Our schools are not educating our kids. School is a place where children should learn the basis, English grammar and literature, math, history/civics/government, science and math. Instead they are being prepared for jobs. If that is our objective I think we need to send all to Vocational school and close the others. They are becoming worker bees. Employers should be responsilbe for on the job training while schools should turn out thinking and educated individuals.
Teachers need to be content oriented. This means they hold a degree in their major not an education degree. When I entered the Bethlehem district I had some 70 credits in history, government and political science courses, as well as 21 hours in English. This is a combination of credits from undergraduate and graduate school. Too many people with education degress are becoming teachers and thus know little about their core subject. We read constantly that people are teaching subjects they are not qualified to teach.
Special needs students need to be investigated. Normally we think of handicapped children here and many are but are you aware of the fact that honor students are noted as Special needs students. Keep in mind that the districts get more money for special needs kids. Let's keep in mind that some special needs kids should not be mainstreamed. We had a child in a wheel chair my last year in teaching who was unabel to speak and bleated like a sheep in her attempt to communicated. She had her own nanny at school provided by the district. On top of that mom thought we should be preparing her for Harvard. Don't misunderstand,this child was a lovely child and the other kids were very kind to her as was all of the staff. But the fact of the matter was that this child was never going to be mainstreamed into the school environment.
Administrators are the plague of school districts. They are constantly making policy and fixing something that doesn't need fixing in many cases. This is how they justify their positions and salaries. These guys were responsible for a policy that put the teacher on the carpet for handing out more the 10 mid-quarter failing notices in a quarter. I was one of those teachers from time to time. Despite the fact that you could support everyone of those failing notices, no homework, failing grades, excessive abscenses, you were still called on the carpet. How long before grades are inflated and it was done all the time. In fact, I can tell you that it started in Bethlehem in 1969 when we were told by principals that if we failed a child we could expect to see that child back in our class the following year. I would venture that if we looked at test scores, SAT, PSSA, Advanced Placement, and Merit Scholars, and compared those items and scores to the per capita spending by the district we would discover that we are not getiing our money's worth.
Unions are a problem in education. They prohibit merit pay. They attack voucher competition. They get involved in non-educational matters like judges on the Supreme Court, the homosexual agenda, and my favorite abortion. Nothing like killing off the product that you teach.
The smaller class sizes is a joke. I taught class that had 35 students and had less of a problem then when I had 20 students in class. I never had a class less then 20 kids.
What will work? Content oriented teachers who will be given merit pay for a good job. Discipline put back in the hands of the teachers. A curriculum that will educate our children. And yes, it takes all of us, parents, teachers, administrators on the same page to get the job done. Don't hold your breath.

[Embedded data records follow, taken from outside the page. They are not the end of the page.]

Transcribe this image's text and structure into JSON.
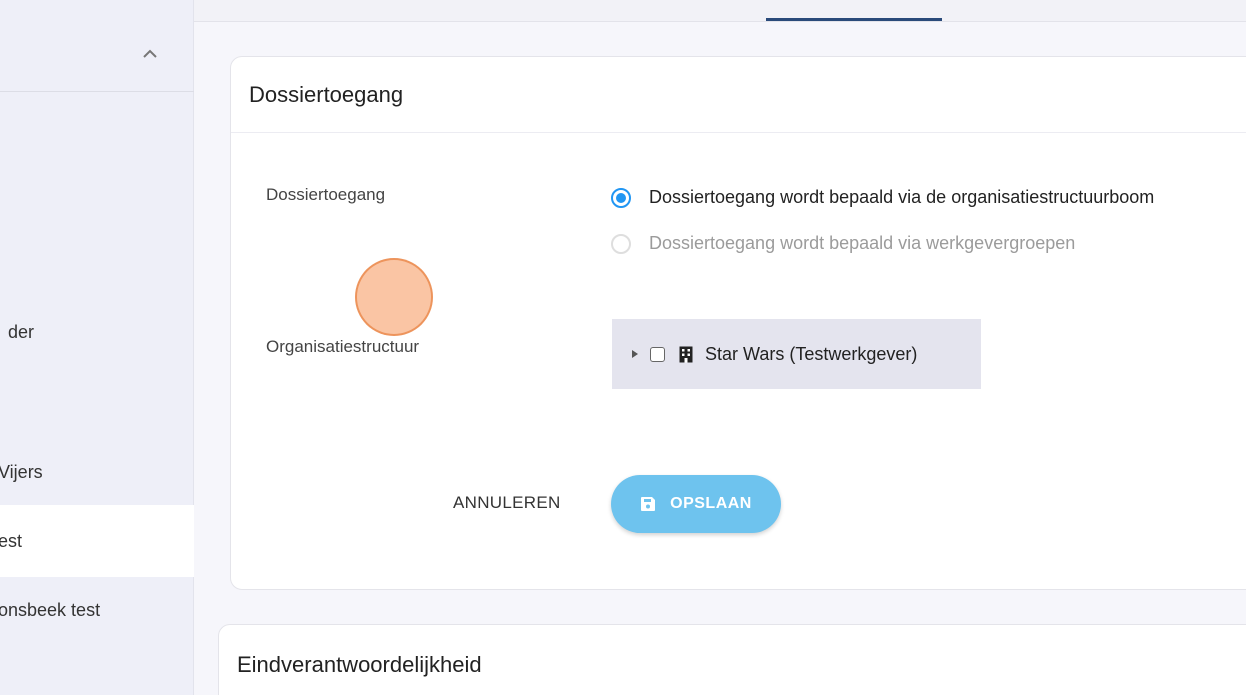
{
  "sidebar": {
    "items": [
      {
        "label": "der"
      },
      {
        "label": "Vijers"
      },
      {
        "label": "est"
      },
      {
        "label": "onsbeek test"
      }
    ]
  },
  "card1": {
    "title": "Dossiertoegang",
    "access_label": "Dossiertoegang",
    "radio_options": [
      {
        "label": "Dossiertoegang wordt bepaald via de organisatiestructuurboom",
        "selected": true
      },
      {
        "label": "Dossiertoegang wordt bepaald via werkgevergroepen",
        "selected": false
      }
    ],
    "org_label": "Organisatiestructuur",
    "tree_node_label": "Star Wars (Testwerkgever)",
    "cancel_label": "ANNULEREN",
    "save_label": "OPSLAAN"
  },
  "card2": {
    "title": "Eindverantwoordelijkheid"
  },
  "colors": {
    "accent": "#2196f3",
    "save_button": "#6ec3ee",
    "tab_indicator": "#2a4a7a"
  }
}
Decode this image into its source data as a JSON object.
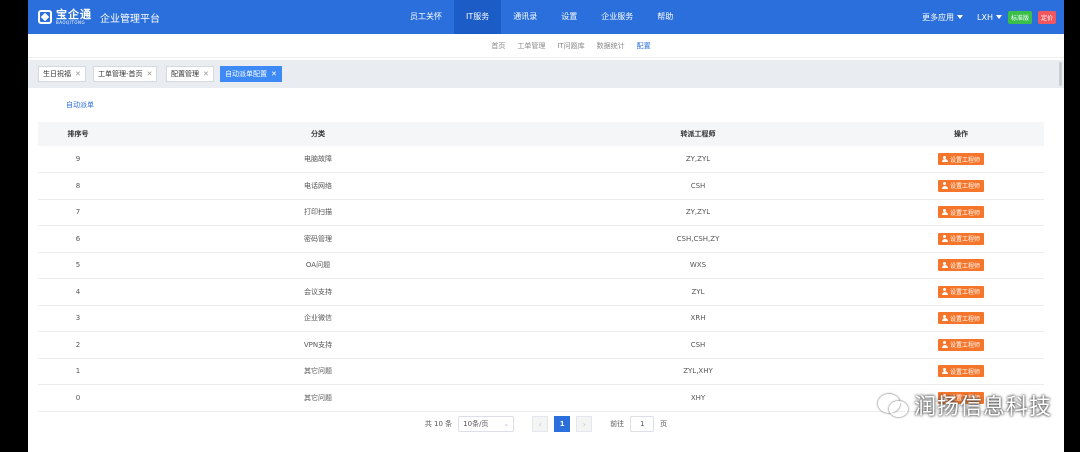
{
  "brand": {
    "logo_cn": "宝企通",
    "logo_en": "BAOQITONG",
    "app_title": "企业管理平台"
  },
  "main_nav": [
    "员工关怀",
    "IT服务",
    "通讯录",
    "设置",
    "企业服务",
    "帮助"
  ],
  "main_nav_active": "IT服务",
  "top_right": {
    "more_apps": "更多应用",
    "user": "LXH",
    "edition_badge": "标准版",
    "pricing_badge": "定价"
  },
  "sub_nav": [
    "首页",
    "工单管理",
    "IT问题库",
    "数据统计",
    "配置"
  ],
  "sub_nav_active": "配置",
  "tabs": [
    "生日祝福",
    "工单管理-首页",
    "配置管理",
    "自动派单配置"
  ],
  "tabs_active": "自动派单配置",
  "auto_dispatch_link": "自动派单",
  "table": {
    "headers": [
      "排序号",
      "分类",
      "转派工程师",
      "操作"
    ],
    "action_label": "设置工程师",
    "rows": [
      {
        "order": "9",
        "category": "电脑故障",
        "engineers": "ZY,ZYL"
      },
      {
        "order": "8",
        "category": "电话网络",
        "engineers": "CSH"
      },
      {
        "order": "7",
        "category": "打印扫描",
        "engineers": "ZY,ZYL"
      },
      {
        "order": "6",
        "category": "密码管理",
        "engineers": "CSH,CSH,ZY"
      },
      {
        "order": "5",
        "category": "OA问题",
        "engineers": "WXS"
      },
      {
        "order": "4",
        "category": "会议支持",
        "engineers": "ZYL"
      },
      {
        "order": "3",
        "category": "企业微信",
        "engineers": "XRH"
      },
      {
        "order": "2",
        "category": "VPN支持",
        "engineers": "CSH"
      },
      {
        "order": "1",
        "category": "其它问题",
        "engineers": "ZYL,XHY"
      },
      {
        "order": "0",
        "category": "其它问题",
        "engineers": "XHY"
      }
    ]
  },
  "pagination": {
    "total": "共 10 条",
    "page_size": "10条/页",
    "current_page": "1",
    "goto_label": "前往",
    "goto_value": "1",
    "page_unit": "页"
  },
  "watermark": "润扬信息科技",
  "colors": {
    "primary": "#2a6fdb",
    "action": "#f5752a",
    "active_tab": "#3d8af7"
  }
}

hayshaker said...


School Choice - allowing non government monopoly entities to educate children - is a very important component to fix our education system.


We currently have school choice. You are free to send your child to any private school you wish. Your school tax must stay in the public system however.

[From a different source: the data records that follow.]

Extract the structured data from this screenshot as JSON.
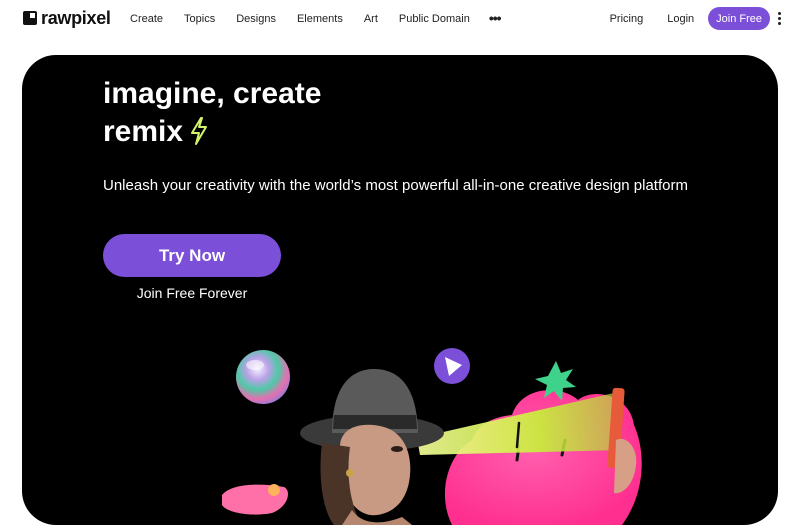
{
  "brand": {
    "name": "rawpixel"
  },
  "nav": {
    "links": [
      "Create",
      "Topics",
      "Designs",
      "Elements",
      "Art",
      "Public Domain"
    ],
    "more_icon": "more-dots-icon",
    "pricing": "Pricing",
    "login": "Login",
    "join": "Join Free",
    "menu_icon": "kebab-menu-icon"
  },
  "hero": {
    "headline_line1": "imagine, create",
    "headline_line2": "remix",
    "headline_icon": "lightning-bolt-icon",
    "subtitle": "Unleash your creativity with the world’s most powerful all-in-one creative design platform",
    "cta": "Try Now",
    "secondary": "Join Free Forever"
  },
  "colors": {
    "accent": "#7c4fd8",
    "hero_bg": "#000000",
    "bolt": "#d4f36a"
  }
}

Now allowing school choice within the public system I agree with and is currently available in local districts.